Rosemary Lain-Priestley is a well-known broadcaster and writer, and I know her as a trustee of the Sandford St Martin Trust which I currently chair. She begins where people are, uses her own experience as a springboard for ruminations on spiritual development that is rooted in the real stuff of life, relationships and society. Taking the whole person seriously, she muses around the things of life that make or break us, that build or demolish us. She starts with real human experiences, real questions, then digs down a bit and rummages around what is thrown up. She draws on biblical (and other) stories to illustrate or amplify, often bringing to life images that had become over-familiar.

En route she quotes from people like Richard Rohr, Andrew Rumsey, Purple Ronnie and others. She considers what feeds the soul when we endure or enjoy experiences such as change, loneliness, depression, pilgrimage, joy, connectedness and gift. It brought to my mind people such as Mike Riddell and evoked Leonard Cohen’s “there is a crack in everything – that’s how the light gets in”. Like Danny Boyle’s Olympic representation of Britain, it is self-deprecating and humane throughout.
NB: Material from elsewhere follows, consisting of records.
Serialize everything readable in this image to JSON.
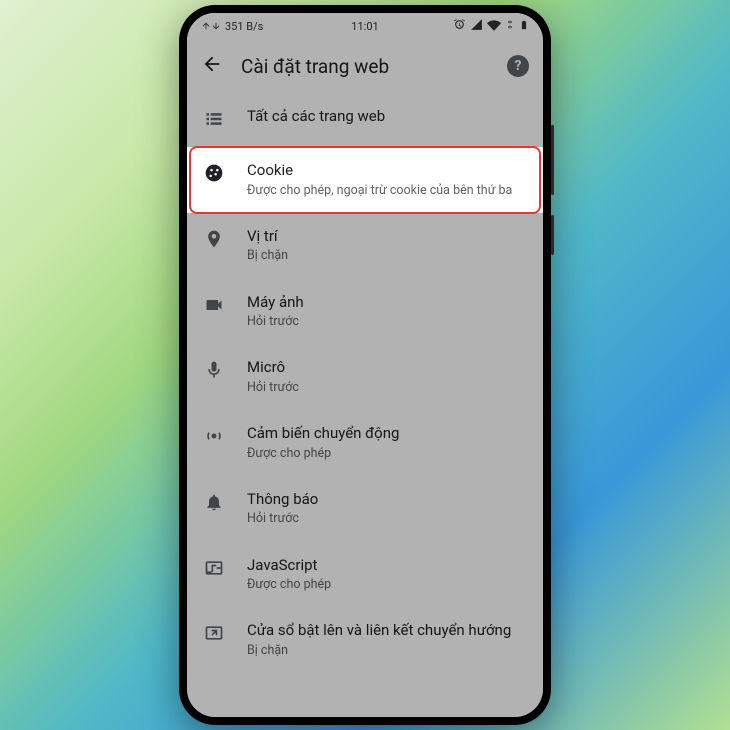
{
  "status": {
    "speed": "351 B/s",
    "time": "11:01"
  },
  "header": {
    "title": "Cài đặt trang web"
  },
  "items": [
    {
      "title": "Tất cả các trang web",
      "subtitle": "",
      "icon": "list",
      "highlight": false
    },
    {
      "title": "Cookie",
      "subtitle": "Được cho phép, ngoại trừ cookie của bên thứ ba",
      "icon": "cookie",
      "highlight": true
    },
    {
      "title": "Vị trí",
      "subtitle": "Bị chặn",
      "icon": "location",
      "highlight": false
    },
    {
      "title": "Máy ảnh",
      "subtitle": "Hỏi trước",
      "icon": "camera",
      "highlight": false
    },
    {
      "title": "Micrô",
      "subtitle": "Hỏi trước",
      "icon": "mic",
      "highlight": false
    },
    {
      "title": "Cảm biến chuyển động",
      "subtitle": "Được cho phép",
      "icon": "motion",
      "highlight": false
    },
    {
      "title": "Thông báo",
      "subtitle": "Hỏi trước",
      "icon": "bell",
      "highlight": false
    },
    {
      "title": "JavaScript",
      "subtitle": "Được cho phép",
      "icon": "js",
      "highlight": false
    },
    {
      "title": "Cửa sổ bật lên và liên kết chuyển hướng",
      "subtitle": "Bị chặn",
      "icon": "popup",
      "highlight": false
    }
  ]
}
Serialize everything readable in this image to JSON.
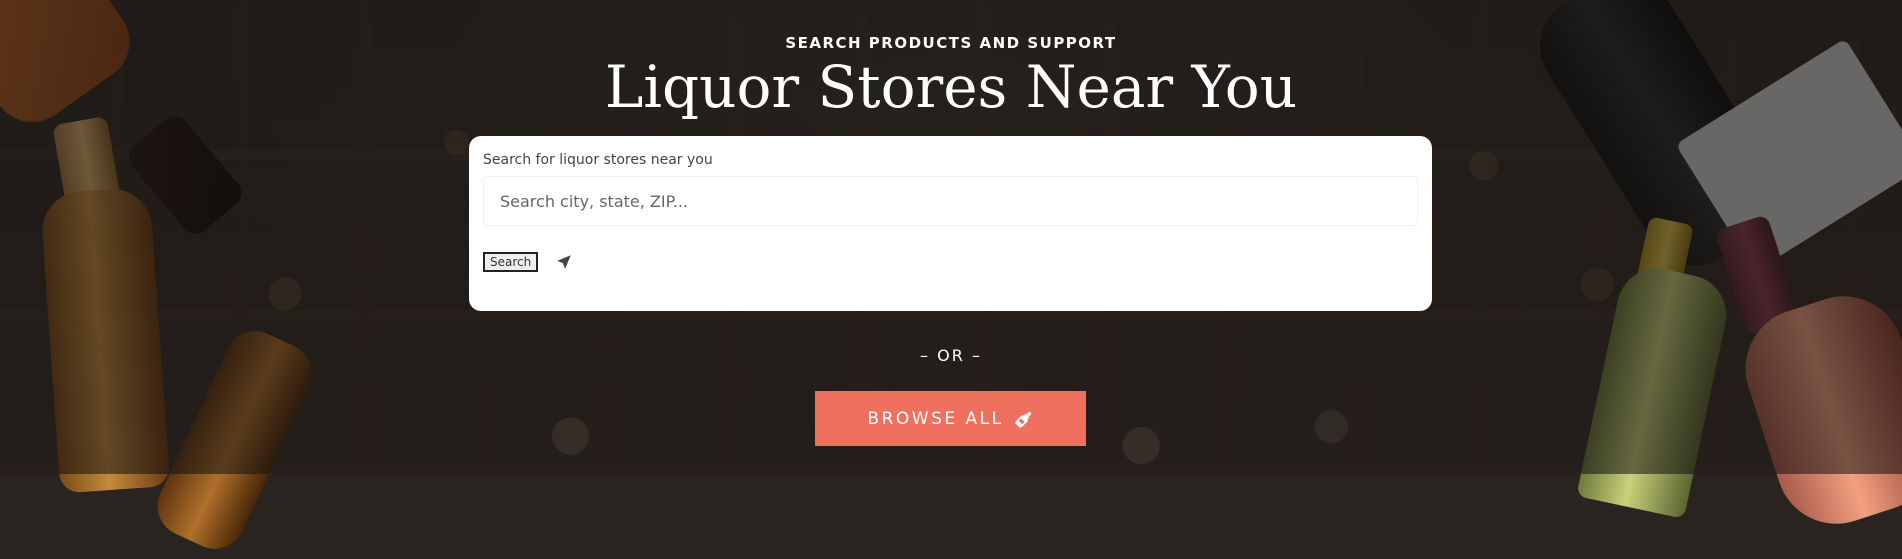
{
  "hero": {
    "kicker": "SEARCH PRODUCTS AND SUPPORT",
    "title": "Liquor Stores Near You"
  },
  "search": {
    "label": "Search for liquor stores near you",
    "placeholder": "Search city, state, ZIP...",
    "button_label": "Search",
    "locate_icon": "location-arrow-icon"
  },
  "divider": {
    "text": "– OR –"
  },
  "browse": {
    "label": "BROWSE ALL",
    "icon": "bottle-icon"
  },
  "colors": {
    "accent": "#f07060",
    "card": "#ffffff"
  }
}
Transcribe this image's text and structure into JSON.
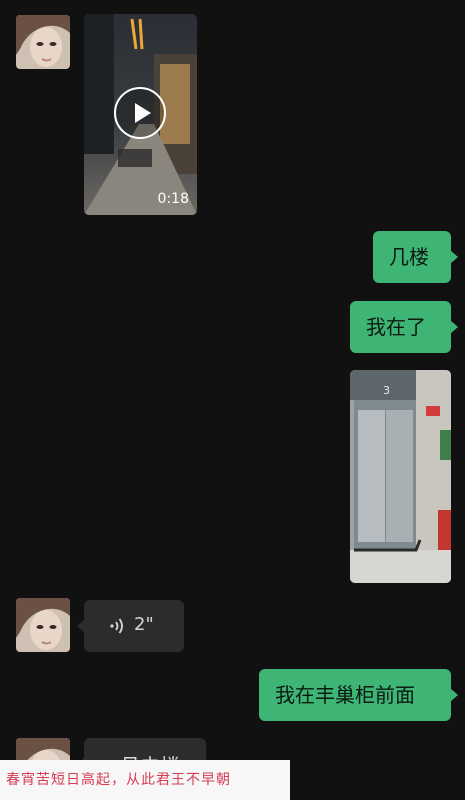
{
  "messages": {
    "video_duration": "0:18",
    "text_1": "几楼",
    "text_2": "我在了",
    "voice_duration": "2\"",
    "text_3": "我在丰巢柜前面",
    "text_4_partial": "一月去楼"
  },
  "overlay": {
    "caption": "春宵苦短日高起，从此君王不早朝"
  },
  "colors": {
    "background": "#111111",
    "outgoing_bubble": "#3eb575",
    "incoming_bubble": "#2c2c2c",
    "caption_text": "#d43c52"
  }
}
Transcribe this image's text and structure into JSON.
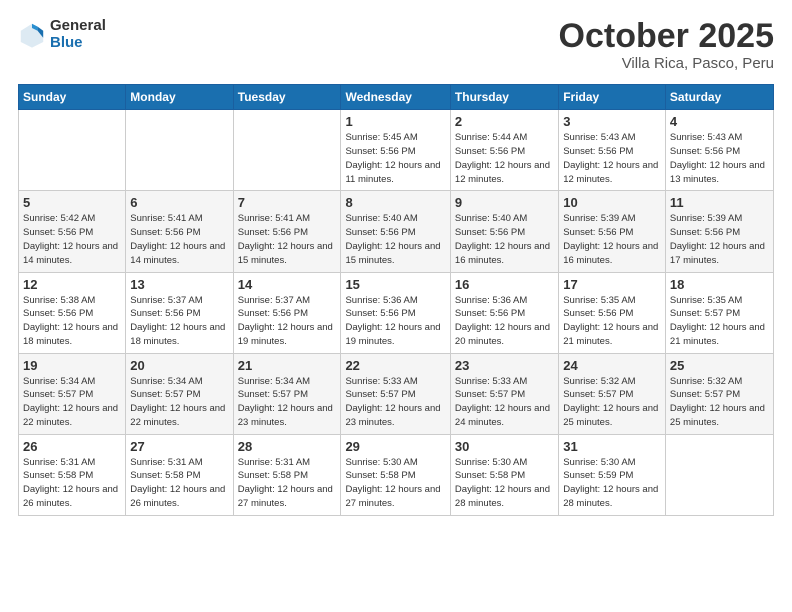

Written by a woman, most illustrations are self-consciously female. But, as a bloke, it is always vital to be compelled (or invited) to look through the lens of someone ‘not like me’. The Church of England gets a kicking I would want to argue with, but that’s not necessarily a bad thing. I would commend the book to anyone – it offers a recognition of common experience and invitingly suggests a way of living in and from that experience.